- Trading behavior, cross currency characteristicThe EURCHF is the most commonly traded currency for traders who want to participate in CHF movements. USDCHF is less frequently traded because of its greater illiquidity and volatility. However, day traders may tend to favor USDCHF over EURCHF because of its volatile movements. In actuality, the USDCHF is a synthetic currency derived from EURUSD and EURCHF because more transactions are done between the euro and Swiss franc. Market makers or professional traders tend to use those pairs as leading indicators for trading USDCHF or to price the current USDCHF level when the currency pair is illiquid. Theoretically, the USDCHF rate should be exactly equal to the EURCHF rate divided by EURUSD.
Important Economic Indicators for Switzerland
Economic data from Switzerland tends to have limited impact on the currency, but these are the most important pieces of Swiss data.
KoF Leading Indicators

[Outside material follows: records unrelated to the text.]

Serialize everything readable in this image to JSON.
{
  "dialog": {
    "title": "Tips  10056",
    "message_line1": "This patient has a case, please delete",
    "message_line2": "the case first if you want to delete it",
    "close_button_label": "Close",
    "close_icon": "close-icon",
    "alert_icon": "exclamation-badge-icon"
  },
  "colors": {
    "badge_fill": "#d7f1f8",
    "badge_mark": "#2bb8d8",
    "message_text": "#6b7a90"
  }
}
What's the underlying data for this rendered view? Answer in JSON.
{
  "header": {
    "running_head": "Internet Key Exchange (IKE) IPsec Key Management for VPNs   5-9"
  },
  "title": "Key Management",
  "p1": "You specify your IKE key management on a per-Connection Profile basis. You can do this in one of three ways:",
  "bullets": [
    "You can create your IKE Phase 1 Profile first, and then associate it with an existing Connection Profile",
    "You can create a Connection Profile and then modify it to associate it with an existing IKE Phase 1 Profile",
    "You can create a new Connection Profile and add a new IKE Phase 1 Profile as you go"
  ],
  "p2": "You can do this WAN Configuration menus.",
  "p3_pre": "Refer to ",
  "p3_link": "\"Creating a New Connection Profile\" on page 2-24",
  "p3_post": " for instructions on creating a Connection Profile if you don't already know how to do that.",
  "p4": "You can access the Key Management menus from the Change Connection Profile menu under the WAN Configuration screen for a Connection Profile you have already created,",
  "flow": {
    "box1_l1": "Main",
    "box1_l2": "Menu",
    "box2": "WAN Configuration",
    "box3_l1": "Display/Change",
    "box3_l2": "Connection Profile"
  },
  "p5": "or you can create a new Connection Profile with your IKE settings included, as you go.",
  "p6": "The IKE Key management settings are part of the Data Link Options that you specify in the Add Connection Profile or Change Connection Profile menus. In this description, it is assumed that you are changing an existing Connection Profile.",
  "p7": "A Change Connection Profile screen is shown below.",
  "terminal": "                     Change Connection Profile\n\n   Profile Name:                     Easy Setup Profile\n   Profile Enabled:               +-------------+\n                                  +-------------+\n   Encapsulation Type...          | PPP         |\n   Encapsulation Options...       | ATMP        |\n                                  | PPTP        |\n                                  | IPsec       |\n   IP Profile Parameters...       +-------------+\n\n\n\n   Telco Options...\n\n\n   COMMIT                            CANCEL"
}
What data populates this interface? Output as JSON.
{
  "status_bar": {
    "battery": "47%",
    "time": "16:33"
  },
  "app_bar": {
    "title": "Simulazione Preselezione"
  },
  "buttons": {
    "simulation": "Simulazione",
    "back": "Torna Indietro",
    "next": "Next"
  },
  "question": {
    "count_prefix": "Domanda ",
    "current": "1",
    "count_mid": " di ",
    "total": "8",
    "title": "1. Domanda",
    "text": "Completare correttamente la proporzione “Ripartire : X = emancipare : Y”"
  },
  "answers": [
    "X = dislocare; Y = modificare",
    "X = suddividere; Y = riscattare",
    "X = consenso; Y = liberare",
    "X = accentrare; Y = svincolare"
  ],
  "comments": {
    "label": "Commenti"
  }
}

The KoF leading indicators report is released by the Swiss Institute for Business Cycle Research. This index is generally used to gauge the future health of the Swiss economy. It contains six components: (1) change in manufacturers’ orders; (2) the expected purchase plans of manufacturers over the next three months; (3) the judgment of stocks in wholesale business; (4) consumer perception of their financial conditions; (5) backlog in the construction sector; and (6) orders backlog for manufacturers.
Consumer Price Index
The Consumer Price Index is calculated monthly, on the basis of retail prices paid in Switzerland. In accordance with prevalent international practice, the commodities covered are distinguished according to the consumption concept, which includes in the calculation of the CPI of those goods and services that are part of the private consumption aggregate according to the National Accounts. The basket of goods does not include transfer expenditure such as direct taxation, social insurance contributions, and health insurance premiums. The index is a key measure of inflation.
Gross Domestic Product
GDP is a measure of the total production and consumption of goods and services in the Switzerland. GDP is measured by adding expenditures by households, businesses, government, and net foreign purchases. The GDP price deflator is used to convert output measured at current prices into constant-dollar GDP. The data are used to gauge where in the business cycle Switzerland finds itself. Fast growth often is perceived as inflationary, while low (or negative) growth indicates a recessionary or weak growth period.
Balance of Payments
Balance of payments is the collective term for the accounts of Swiss transactions with the rest of the world. The current account is the balance of trade plus services portion. BoP is an important indicator for Swiss traders, as Switzerland has always kept a strong current account balance. Any changes to the current account, positive or negative, could see substantial flows.
Production Index (Industrial Production)
The production index is a quarterly measure of the change in the volume of industrial production (or physical output by producers).
Switzerland’s retail sales report is released on a monthly basis 40 days after the reference month. The report is an important indicator of consumer spending habits and is not seasonally adjusted.